PROVIDED DATA START
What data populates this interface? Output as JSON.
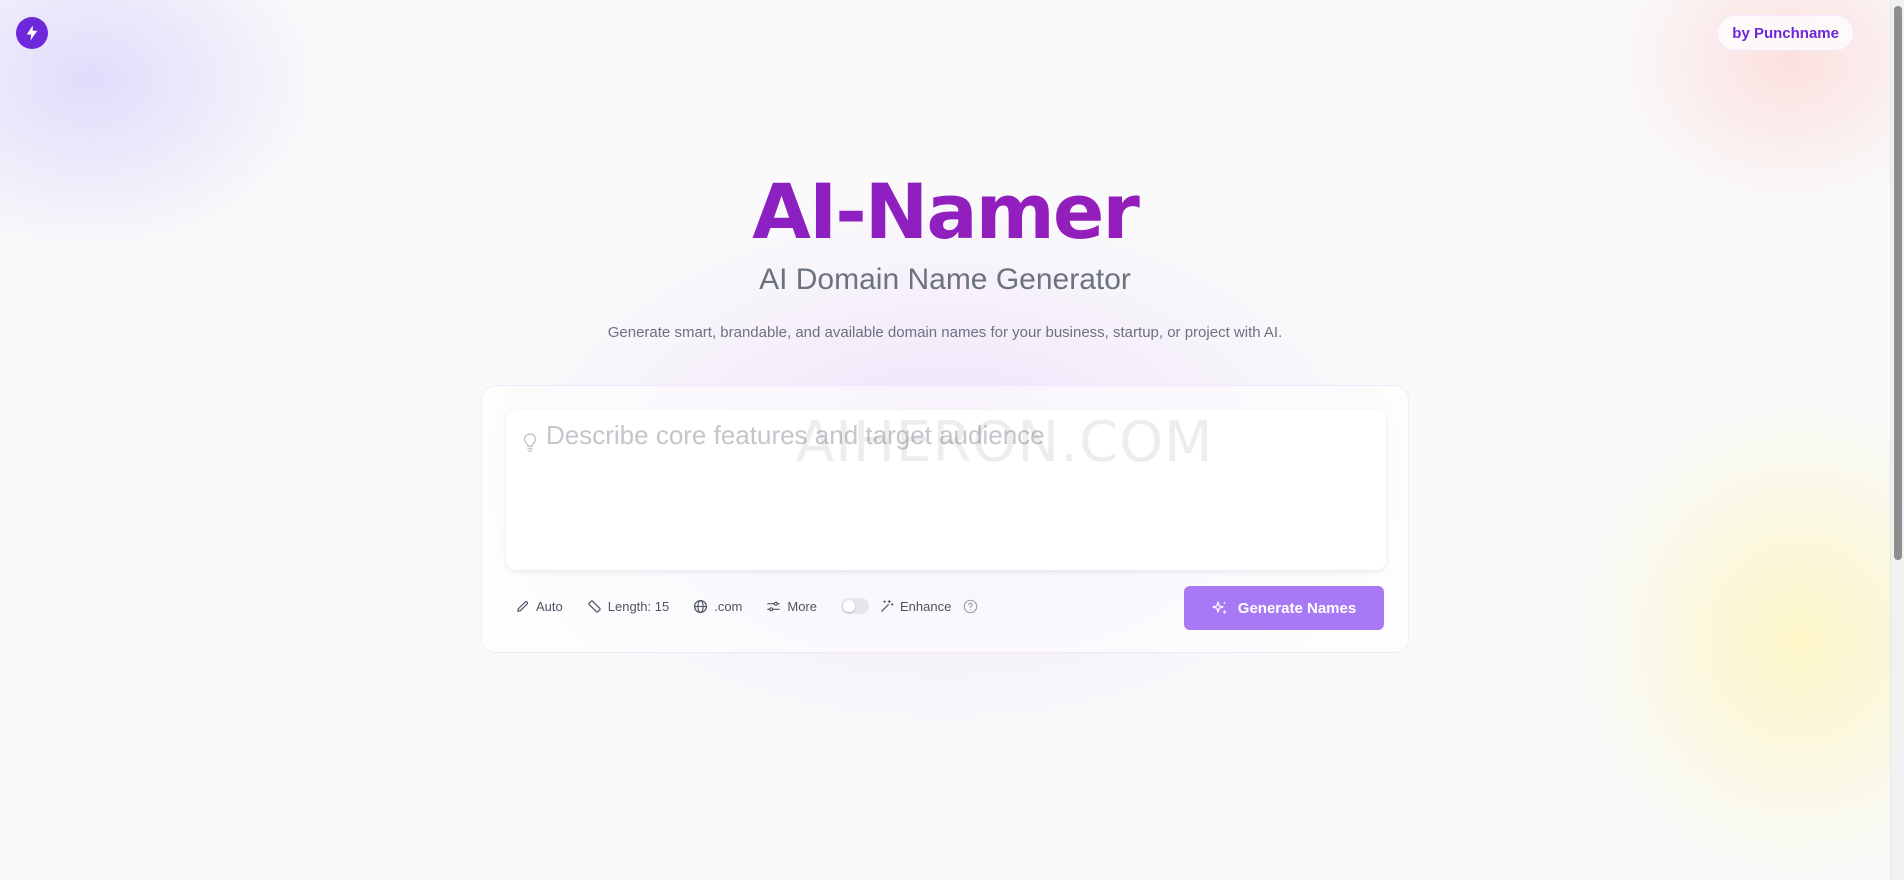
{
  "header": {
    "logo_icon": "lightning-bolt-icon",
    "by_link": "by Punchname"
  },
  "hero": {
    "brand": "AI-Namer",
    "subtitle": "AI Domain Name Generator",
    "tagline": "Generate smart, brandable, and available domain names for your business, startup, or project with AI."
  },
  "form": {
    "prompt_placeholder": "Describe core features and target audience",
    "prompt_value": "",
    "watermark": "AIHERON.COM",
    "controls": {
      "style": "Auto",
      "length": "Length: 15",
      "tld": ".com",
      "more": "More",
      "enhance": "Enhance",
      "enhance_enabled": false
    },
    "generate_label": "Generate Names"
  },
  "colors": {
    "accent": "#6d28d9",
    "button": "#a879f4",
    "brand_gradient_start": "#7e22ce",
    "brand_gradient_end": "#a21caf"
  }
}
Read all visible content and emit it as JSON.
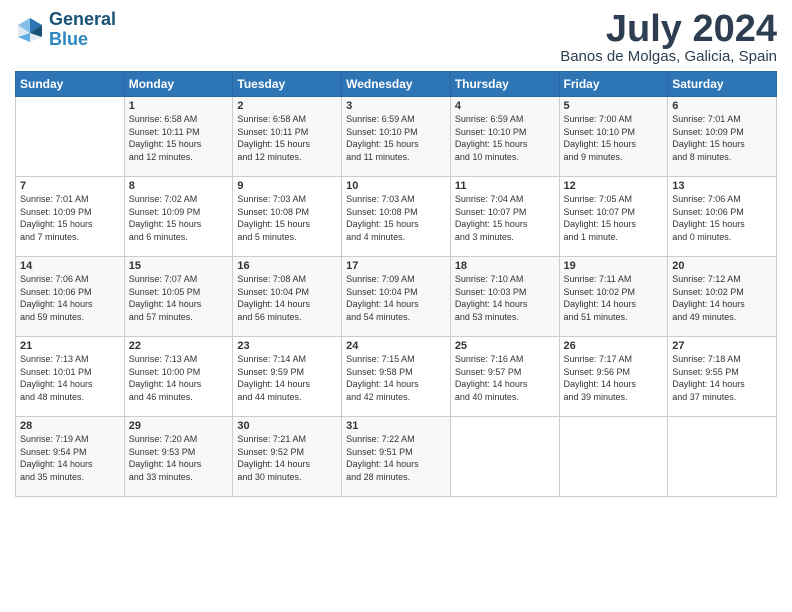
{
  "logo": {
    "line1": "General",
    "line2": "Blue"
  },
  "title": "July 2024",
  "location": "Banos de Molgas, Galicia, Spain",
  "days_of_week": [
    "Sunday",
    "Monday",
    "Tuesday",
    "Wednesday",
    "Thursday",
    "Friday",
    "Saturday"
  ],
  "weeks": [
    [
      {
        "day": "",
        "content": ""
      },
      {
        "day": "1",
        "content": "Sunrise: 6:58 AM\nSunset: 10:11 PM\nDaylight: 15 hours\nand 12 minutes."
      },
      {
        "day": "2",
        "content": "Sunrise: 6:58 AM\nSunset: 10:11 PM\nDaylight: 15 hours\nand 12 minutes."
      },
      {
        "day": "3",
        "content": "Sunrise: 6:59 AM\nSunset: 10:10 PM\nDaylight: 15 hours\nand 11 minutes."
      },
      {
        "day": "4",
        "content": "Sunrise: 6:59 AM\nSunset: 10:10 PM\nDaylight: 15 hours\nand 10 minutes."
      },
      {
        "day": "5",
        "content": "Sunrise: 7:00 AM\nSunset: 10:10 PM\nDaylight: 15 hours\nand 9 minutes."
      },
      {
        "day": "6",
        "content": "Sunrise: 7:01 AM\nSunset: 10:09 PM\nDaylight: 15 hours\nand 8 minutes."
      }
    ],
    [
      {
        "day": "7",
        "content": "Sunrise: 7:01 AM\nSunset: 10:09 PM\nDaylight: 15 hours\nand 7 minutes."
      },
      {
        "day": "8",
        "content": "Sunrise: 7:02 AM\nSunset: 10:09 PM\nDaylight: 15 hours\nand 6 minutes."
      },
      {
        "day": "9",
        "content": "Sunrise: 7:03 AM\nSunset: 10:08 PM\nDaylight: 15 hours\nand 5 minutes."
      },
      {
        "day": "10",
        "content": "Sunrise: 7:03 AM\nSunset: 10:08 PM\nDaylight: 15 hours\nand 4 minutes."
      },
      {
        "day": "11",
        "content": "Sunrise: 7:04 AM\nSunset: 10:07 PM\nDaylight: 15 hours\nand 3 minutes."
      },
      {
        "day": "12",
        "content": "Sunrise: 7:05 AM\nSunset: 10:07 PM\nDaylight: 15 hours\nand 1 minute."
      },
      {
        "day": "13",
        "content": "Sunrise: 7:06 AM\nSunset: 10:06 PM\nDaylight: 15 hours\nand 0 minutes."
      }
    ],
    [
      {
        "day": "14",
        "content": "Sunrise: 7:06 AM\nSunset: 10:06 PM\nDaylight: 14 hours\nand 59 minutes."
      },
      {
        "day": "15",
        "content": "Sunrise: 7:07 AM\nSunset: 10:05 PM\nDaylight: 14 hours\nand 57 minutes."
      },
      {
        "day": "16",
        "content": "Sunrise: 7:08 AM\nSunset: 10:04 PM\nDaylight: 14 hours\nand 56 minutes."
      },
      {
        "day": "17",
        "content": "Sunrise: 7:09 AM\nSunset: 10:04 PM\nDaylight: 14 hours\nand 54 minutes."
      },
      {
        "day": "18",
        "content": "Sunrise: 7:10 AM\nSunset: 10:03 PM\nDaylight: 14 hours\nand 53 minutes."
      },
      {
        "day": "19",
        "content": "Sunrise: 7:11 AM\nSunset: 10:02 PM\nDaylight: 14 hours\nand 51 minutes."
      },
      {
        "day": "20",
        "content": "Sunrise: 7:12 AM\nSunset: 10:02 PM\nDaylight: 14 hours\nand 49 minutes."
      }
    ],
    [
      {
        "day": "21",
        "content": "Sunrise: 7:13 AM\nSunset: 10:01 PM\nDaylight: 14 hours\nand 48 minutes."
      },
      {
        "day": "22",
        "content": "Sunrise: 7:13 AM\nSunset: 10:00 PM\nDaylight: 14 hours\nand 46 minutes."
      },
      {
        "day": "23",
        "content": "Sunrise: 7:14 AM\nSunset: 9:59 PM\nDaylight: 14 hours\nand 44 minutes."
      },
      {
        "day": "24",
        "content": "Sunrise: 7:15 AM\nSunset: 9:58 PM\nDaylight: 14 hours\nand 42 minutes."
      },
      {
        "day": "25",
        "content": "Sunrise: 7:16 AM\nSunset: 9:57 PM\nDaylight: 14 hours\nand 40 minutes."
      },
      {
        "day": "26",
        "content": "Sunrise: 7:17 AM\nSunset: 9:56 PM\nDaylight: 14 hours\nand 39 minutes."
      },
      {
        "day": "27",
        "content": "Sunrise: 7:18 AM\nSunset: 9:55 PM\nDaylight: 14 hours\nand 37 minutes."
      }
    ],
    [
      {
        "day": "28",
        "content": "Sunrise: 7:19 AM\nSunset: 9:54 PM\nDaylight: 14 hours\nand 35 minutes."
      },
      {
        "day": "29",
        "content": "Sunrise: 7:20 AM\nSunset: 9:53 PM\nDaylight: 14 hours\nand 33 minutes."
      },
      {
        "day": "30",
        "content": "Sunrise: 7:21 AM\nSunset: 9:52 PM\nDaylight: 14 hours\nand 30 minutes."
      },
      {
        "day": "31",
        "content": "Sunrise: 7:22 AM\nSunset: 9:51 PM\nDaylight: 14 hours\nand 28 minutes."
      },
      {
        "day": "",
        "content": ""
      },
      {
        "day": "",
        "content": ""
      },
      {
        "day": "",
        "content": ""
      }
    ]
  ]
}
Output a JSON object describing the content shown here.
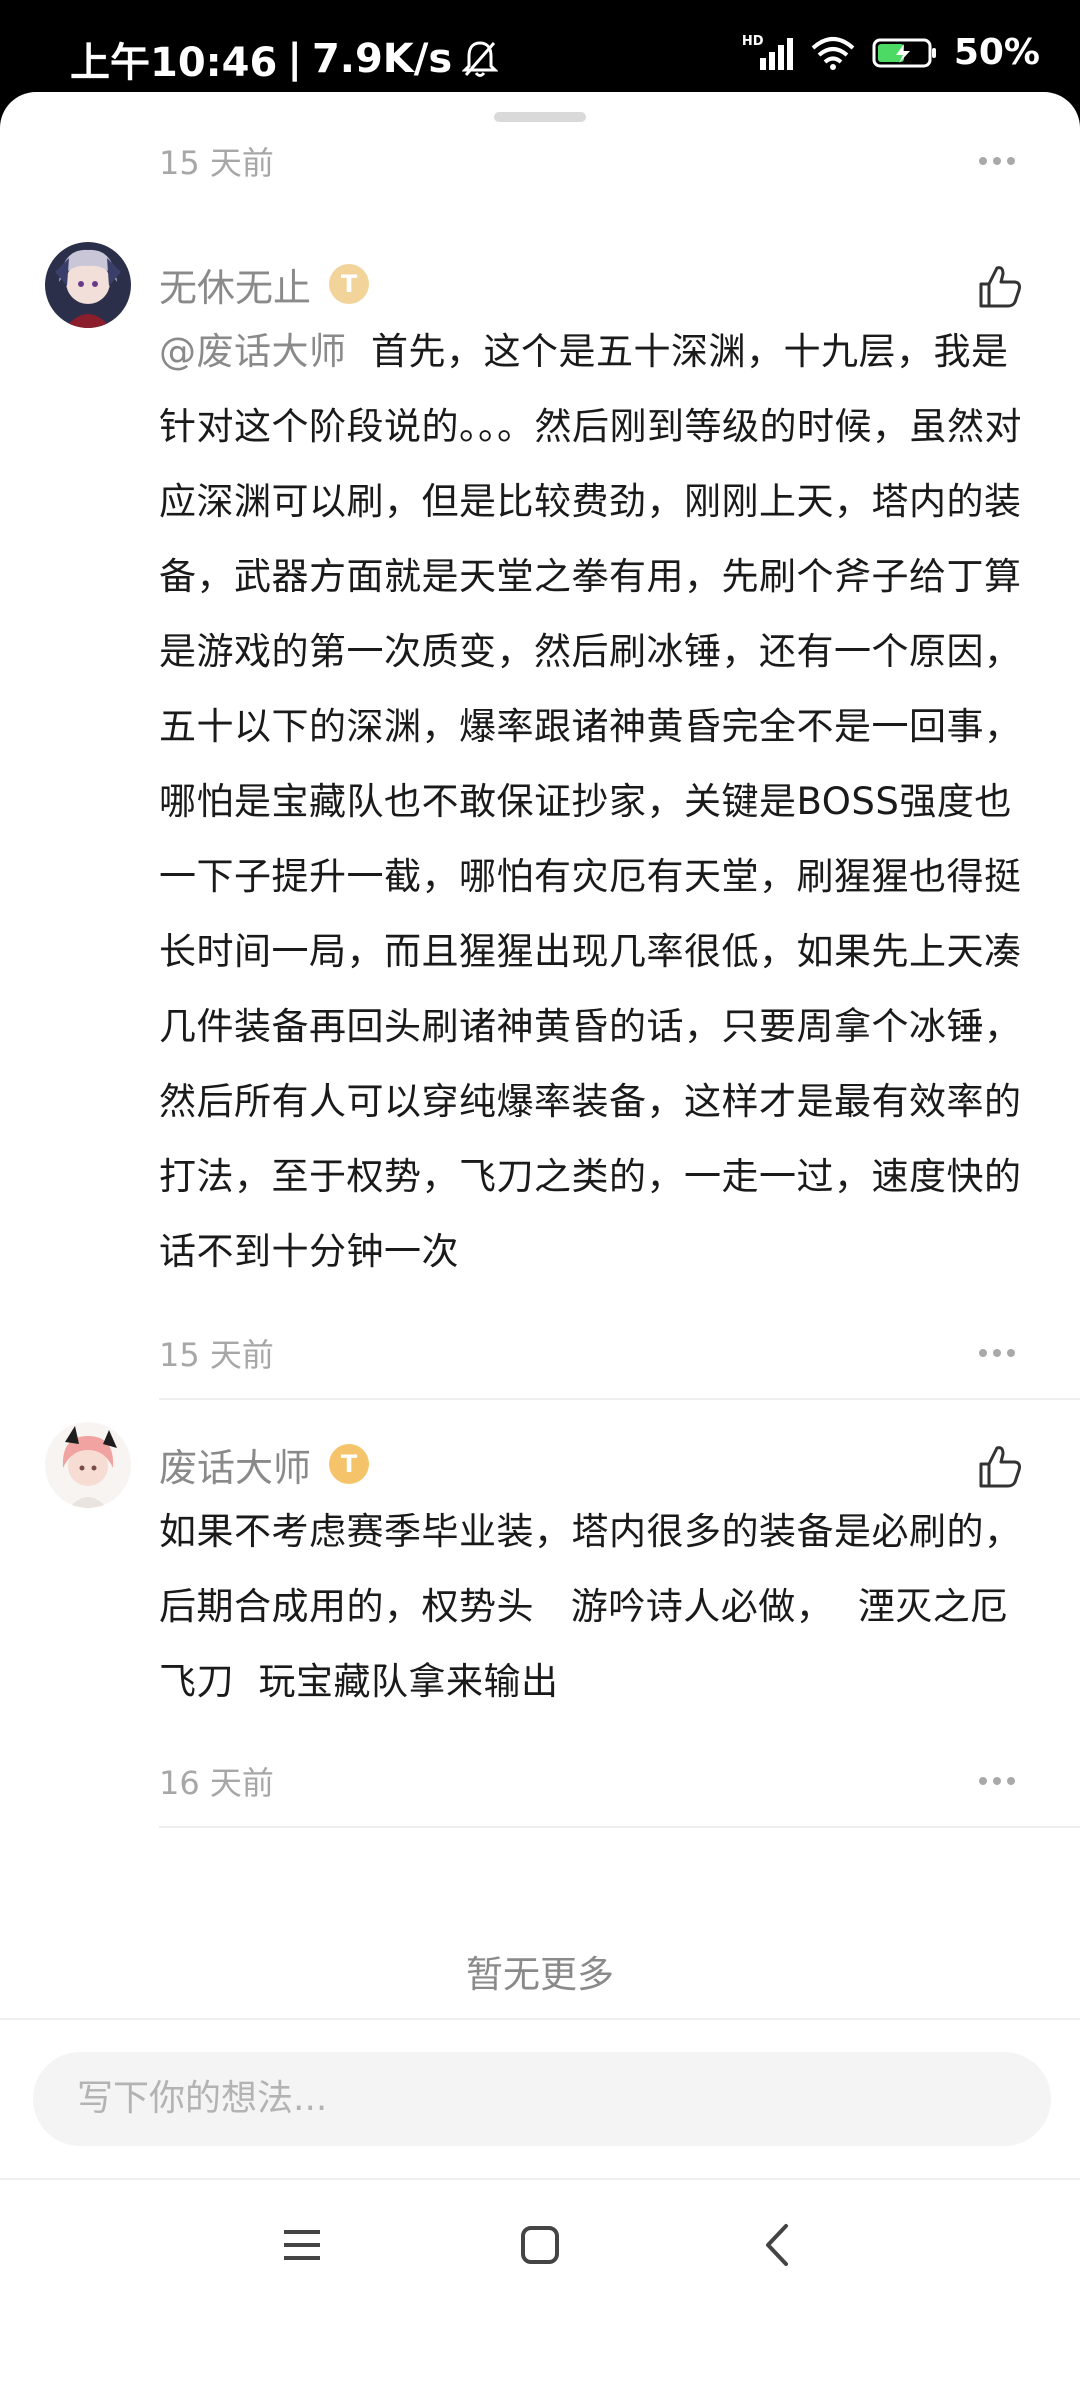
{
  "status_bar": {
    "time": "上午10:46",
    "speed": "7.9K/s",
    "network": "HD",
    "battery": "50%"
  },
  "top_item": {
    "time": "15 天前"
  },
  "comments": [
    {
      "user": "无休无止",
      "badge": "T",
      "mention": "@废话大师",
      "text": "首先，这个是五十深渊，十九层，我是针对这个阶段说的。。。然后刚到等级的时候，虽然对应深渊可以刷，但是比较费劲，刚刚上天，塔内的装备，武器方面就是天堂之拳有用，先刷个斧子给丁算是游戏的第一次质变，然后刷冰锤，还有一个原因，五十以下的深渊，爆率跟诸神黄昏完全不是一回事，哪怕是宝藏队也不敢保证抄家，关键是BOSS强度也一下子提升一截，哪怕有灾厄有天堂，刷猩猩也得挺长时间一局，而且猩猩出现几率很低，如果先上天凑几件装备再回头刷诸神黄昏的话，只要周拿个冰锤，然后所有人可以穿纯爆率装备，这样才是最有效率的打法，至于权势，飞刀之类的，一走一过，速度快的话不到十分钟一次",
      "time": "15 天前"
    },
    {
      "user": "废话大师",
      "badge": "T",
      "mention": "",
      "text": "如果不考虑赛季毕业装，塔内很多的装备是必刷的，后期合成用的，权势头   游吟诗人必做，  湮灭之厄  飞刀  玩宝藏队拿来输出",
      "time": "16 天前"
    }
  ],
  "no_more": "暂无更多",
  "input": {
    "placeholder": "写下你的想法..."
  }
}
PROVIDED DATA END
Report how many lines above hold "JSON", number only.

3